Dr. Carl F. Schalk has written more than one hundred hymn tunes, composed dozens of sacred choral pieces, and authored numerous books on liturgical worship. But what lies underneath the titles, tunes, and tempos is a man who has shaped decades of Lutheran music and church worship. His precise dedication to the liturgy of the Church guides his musical endeavors; and this zeal and diligence has molded generations of church musicians and laypersons and is sure to impact generations to come.

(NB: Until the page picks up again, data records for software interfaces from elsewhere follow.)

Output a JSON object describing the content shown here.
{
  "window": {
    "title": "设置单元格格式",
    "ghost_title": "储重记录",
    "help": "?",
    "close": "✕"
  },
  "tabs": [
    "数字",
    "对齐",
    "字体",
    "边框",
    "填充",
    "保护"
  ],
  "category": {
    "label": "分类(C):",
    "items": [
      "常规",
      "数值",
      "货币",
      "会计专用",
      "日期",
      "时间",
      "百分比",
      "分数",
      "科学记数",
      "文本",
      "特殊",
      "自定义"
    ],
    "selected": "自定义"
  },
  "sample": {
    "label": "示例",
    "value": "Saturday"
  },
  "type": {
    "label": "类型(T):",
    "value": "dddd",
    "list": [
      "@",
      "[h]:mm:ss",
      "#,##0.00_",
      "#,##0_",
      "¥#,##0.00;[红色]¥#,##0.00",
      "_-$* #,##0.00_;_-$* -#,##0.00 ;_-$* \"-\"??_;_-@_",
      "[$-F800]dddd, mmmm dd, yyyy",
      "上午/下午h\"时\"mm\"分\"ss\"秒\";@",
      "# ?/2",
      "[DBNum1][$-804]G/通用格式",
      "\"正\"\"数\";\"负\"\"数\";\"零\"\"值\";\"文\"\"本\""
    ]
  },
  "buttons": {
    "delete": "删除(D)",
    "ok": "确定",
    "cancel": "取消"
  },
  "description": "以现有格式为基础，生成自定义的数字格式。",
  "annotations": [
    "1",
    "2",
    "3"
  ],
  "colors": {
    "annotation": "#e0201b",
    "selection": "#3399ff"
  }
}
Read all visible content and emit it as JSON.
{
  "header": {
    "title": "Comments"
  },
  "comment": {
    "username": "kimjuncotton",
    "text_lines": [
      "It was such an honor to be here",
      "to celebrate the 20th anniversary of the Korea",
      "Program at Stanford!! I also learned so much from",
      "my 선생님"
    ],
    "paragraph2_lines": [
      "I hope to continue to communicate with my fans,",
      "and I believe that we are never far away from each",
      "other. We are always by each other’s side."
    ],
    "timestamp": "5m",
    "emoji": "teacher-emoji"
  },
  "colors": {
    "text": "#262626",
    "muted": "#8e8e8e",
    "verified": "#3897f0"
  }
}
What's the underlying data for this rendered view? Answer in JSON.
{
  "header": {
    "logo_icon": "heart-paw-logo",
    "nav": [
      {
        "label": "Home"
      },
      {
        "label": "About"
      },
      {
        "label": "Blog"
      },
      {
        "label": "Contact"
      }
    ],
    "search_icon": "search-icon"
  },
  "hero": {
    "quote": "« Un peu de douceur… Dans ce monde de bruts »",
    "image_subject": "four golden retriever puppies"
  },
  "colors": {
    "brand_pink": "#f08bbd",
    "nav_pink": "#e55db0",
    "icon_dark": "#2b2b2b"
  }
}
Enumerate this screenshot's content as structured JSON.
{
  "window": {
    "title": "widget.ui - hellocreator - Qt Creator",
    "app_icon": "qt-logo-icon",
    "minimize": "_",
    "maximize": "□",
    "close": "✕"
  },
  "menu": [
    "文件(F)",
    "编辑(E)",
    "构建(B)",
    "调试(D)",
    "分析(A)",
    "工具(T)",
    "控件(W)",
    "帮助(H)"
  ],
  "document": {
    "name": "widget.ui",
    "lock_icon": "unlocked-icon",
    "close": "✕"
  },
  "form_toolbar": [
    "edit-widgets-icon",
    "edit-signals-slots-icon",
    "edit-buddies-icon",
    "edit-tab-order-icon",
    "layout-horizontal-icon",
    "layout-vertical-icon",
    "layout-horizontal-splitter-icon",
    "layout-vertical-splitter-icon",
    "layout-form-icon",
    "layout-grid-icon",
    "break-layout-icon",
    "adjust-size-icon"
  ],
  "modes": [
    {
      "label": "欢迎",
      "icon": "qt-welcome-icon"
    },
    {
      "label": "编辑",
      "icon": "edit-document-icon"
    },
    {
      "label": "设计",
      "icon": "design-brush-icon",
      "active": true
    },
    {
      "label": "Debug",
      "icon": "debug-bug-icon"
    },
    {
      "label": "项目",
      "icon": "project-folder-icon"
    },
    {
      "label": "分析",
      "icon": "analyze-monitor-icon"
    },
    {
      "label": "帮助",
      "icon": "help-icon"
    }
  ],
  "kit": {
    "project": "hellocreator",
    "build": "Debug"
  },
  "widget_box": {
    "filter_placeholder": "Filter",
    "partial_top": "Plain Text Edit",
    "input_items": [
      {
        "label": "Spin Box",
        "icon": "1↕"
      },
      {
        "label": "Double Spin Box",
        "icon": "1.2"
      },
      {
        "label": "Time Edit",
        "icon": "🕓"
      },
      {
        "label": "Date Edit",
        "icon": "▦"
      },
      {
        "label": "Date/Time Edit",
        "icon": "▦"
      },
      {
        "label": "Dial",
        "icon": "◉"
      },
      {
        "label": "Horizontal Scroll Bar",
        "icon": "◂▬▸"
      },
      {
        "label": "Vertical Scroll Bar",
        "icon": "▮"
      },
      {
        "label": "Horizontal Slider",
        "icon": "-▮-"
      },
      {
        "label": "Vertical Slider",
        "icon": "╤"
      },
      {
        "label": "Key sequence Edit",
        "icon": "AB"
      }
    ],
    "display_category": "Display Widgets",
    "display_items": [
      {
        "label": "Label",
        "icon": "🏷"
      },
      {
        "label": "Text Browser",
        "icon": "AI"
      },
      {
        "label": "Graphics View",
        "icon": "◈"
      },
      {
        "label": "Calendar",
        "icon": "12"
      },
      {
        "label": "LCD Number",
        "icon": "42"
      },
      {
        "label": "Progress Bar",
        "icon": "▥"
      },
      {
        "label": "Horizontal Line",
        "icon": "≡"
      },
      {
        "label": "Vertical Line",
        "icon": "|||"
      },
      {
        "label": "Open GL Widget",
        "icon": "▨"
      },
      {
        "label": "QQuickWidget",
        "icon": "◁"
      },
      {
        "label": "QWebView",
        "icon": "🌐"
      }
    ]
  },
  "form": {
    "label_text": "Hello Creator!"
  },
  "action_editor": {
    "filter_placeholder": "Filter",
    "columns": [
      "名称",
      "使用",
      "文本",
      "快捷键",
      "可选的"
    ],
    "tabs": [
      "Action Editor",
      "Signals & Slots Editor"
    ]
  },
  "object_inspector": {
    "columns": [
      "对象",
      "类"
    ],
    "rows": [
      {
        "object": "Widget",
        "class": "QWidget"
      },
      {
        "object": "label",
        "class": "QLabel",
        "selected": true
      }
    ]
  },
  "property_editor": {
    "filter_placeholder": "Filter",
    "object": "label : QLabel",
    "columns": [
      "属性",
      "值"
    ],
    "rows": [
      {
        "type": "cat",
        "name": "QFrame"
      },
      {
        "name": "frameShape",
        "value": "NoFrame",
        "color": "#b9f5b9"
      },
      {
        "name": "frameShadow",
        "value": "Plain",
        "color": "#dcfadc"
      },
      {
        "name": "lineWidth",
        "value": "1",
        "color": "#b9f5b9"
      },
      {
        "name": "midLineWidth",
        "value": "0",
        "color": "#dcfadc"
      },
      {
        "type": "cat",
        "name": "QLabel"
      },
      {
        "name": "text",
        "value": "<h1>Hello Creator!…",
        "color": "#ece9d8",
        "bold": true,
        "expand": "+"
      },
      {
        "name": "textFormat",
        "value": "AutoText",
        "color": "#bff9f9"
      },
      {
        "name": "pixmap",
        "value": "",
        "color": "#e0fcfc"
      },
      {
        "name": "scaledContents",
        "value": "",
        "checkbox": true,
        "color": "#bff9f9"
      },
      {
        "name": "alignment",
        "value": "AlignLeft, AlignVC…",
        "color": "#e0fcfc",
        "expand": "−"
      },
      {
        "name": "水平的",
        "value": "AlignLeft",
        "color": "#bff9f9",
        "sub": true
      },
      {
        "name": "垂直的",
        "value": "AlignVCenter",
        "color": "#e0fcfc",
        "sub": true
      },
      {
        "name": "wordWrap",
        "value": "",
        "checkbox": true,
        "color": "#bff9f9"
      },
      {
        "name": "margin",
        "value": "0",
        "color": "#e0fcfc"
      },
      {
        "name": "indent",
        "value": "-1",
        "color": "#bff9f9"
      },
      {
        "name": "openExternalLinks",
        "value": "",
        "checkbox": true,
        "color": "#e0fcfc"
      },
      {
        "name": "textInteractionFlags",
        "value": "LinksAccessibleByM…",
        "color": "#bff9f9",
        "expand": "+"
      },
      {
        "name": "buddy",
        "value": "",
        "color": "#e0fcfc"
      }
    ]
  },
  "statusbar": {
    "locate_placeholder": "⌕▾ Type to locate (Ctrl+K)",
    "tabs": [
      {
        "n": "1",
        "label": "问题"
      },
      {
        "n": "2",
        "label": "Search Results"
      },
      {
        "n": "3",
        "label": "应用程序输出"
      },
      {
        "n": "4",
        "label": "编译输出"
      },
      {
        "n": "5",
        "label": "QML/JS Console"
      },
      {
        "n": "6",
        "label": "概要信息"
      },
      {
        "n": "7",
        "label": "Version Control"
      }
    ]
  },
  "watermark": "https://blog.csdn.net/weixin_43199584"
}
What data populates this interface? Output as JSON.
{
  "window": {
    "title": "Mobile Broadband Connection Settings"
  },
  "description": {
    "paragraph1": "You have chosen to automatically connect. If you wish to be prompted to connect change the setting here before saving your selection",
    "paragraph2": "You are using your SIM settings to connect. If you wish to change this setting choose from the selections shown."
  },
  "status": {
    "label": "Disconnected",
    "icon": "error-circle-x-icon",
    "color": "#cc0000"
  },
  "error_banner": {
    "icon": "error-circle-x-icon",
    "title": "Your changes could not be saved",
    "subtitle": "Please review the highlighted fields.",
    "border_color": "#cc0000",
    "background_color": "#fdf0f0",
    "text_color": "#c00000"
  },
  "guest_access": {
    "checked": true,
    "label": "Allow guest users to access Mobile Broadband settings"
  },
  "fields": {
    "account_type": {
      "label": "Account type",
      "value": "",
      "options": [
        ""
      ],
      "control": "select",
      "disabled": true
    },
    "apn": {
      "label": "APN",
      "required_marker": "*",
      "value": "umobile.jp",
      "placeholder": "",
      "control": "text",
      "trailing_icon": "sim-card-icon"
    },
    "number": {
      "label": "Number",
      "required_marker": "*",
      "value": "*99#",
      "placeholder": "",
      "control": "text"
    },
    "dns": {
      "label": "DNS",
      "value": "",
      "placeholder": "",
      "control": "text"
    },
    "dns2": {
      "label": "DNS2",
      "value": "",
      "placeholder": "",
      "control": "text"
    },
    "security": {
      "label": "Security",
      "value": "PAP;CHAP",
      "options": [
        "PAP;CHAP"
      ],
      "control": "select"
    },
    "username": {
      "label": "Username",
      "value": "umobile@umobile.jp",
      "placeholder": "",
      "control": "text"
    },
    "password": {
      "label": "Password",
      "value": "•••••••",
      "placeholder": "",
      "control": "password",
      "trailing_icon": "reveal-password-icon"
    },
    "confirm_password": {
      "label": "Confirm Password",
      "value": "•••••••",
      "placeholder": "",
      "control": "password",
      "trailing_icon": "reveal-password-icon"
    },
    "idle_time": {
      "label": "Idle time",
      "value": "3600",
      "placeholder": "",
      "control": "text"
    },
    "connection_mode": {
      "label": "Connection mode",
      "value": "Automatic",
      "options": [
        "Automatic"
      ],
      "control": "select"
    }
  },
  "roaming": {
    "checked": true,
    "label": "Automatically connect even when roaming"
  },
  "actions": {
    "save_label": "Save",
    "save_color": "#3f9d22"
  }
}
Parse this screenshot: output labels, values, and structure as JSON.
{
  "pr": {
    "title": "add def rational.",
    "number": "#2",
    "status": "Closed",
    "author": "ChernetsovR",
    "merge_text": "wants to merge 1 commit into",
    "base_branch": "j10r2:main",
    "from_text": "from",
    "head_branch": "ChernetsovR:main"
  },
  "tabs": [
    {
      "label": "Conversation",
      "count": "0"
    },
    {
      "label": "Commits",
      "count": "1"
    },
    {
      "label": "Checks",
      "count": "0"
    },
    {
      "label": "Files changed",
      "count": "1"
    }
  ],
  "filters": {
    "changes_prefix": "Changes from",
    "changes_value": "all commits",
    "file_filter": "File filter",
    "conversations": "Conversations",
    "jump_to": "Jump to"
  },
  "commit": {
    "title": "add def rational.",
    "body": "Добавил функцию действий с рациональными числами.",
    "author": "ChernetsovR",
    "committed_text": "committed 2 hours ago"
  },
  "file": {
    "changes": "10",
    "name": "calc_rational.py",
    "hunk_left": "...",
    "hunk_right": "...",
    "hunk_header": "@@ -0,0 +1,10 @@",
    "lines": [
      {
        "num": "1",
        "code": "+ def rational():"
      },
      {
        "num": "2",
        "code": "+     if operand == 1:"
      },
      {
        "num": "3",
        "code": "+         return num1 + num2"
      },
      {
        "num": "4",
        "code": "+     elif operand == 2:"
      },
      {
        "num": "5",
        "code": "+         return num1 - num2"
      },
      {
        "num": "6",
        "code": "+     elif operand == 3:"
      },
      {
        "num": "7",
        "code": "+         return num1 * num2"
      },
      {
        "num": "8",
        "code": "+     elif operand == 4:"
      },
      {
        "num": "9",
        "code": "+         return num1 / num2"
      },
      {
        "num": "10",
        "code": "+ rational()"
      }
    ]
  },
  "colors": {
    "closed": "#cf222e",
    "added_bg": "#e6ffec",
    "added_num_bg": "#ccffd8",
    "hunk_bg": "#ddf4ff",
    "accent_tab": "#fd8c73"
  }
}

John A. Behnke has transcribed his popular organ prelude of the tune WEM IN LEIDENSTAGEN to an accessible arrangement for level II handbells. Based on three stanzas of the hymn, the first section is musically straightforward, the second has new harmonies, and the third uses descanting notes and grand harmony. Scored for 3–5 octave handbells and optional 3 octave handchimes.
There’s a meme I’ve seen more than once. It goes something like this:
Me: I just want to learn how to do my taxes.
School: Shut up and square dance.
It’s a sentiment I’ve heard many times: “Schools need to teach more practical skills.”
“How about we learn how to write a check and how to budget instead of learning to play recorders?”
“I don’t know how to open a bank account, but I do know how to do-si-do. That’s really helpful in the real world.”
I suspect that those who think this way have nothing against music and dancing in general. Instead, they probably think that students would be better served learning the basics of finance and practical skills instead of “impractical” subjects like music. After all, learning to square dance will not help you in the real world.
The Hymn of the Month is “From Heaven Above to Earth I Come” (LSB 358), set to the tune VOM HIMMEL HOCH. The text was written by Martin Luther, and it was translated from German to English by Catherine Winkworth, one of the most prominent female hymn translators in history.
The Christian life begins and ends as we gather together to receive God’s gifts of forgiveness, life, and salvation in weekly worship. Whether you’re a service planner, worship leader, or hymn lover, you’ll sing for joy at these music posts.